The resolution from the state requires the district to hold an IEP meeting to “address the in-person school-related health needs of the student” and submit the amended IEP to the state by Dec. 3. The meeting is scheduled for Friday, according to Robinson.
“I was trying to rack my brain for something they would be willing to compromise on,” she said.
According to the letter, the district must also “review and revise, if necessary, its policies, practices, and procedures” and provide them to the Ga DOE. “Upon approval of these procedures, the district shall train all special education teachers and administrators in the school district on how to implement these procedures through documented practices.”
Of the pandemic, Robinson said, “It’s been isolating, depressing, and has made us question our faith in humanity. I’ve lost my job, lost a friendship of twenty-plus years due to our differences of opinions, and lost respect for so many people…Unfortunately, Lawson and Camden don’t have any friends in their position that can truly understand what they’re going through.

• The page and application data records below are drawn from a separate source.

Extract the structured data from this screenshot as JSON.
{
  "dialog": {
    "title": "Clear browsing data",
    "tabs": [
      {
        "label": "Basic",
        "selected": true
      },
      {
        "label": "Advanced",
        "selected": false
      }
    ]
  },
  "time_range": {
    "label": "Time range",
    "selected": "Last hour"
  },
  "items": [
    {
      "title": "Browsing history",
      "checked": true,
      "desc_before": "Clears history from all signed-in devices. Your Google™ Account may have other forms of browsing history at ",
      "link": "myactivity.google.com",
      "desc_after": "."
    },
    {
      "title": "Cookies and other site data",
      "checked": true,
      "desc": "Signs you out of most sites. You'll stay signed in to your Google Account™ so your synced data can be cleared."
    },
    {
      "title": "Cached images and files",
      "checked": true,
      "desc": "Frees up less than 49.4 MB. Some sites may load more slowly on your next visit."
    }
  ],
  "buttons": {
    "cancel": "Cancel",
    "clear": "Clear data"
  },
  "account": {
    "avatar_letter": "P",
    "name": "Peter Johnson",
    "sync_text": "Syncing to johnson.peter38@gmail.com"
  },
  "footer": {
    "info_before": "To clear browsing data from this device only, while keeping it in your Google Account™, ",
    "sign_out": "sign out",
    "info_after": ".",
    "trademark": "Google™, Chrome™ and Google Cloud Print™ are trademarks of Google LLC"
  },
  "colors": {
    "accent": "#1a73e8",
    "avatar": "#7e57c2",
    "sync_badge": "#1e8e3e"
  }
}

They’ve struggled with the isolation. They’ve struggled with having to adjust their athletic goals and dreams. They’ve struggled with depression and missing out on so many things their friends are able to do that they can’t. This is not how they want to spend their high school years. No matter how hard it is though, they always have a smile on their face or a joke to make me laugh.”
Robinson is now in discussion with the attorneys at the Southern Poverty Law Center to become a plaintiff in the lawsuit against the district on behalf of disabled students. The SPLC is currently appealing the decision of Chief Judge Timothy Batten to deny an emergency order that would require the district to implement COVID-19 protections.
“No one high risk should have to hear, over and over again, people assuring everyone that we’re the only ones who might die. Wearing a mask is a small inconvenience, but it’s worth it to protect others. I just wish others felt the same way,” she said.
Cobb County School District did not respond to the Courier’s request for comment.
Rebecca Gaunt earned a degree in journalism from the University of Georgia and a master’s degree in education from Oglethorpe University. After teaching elementary school for several years, she returned to writing. She lives in Marietta with her husband, son, two cats, and a dog. In her spare time, she loves to read, binge Netflix and travel.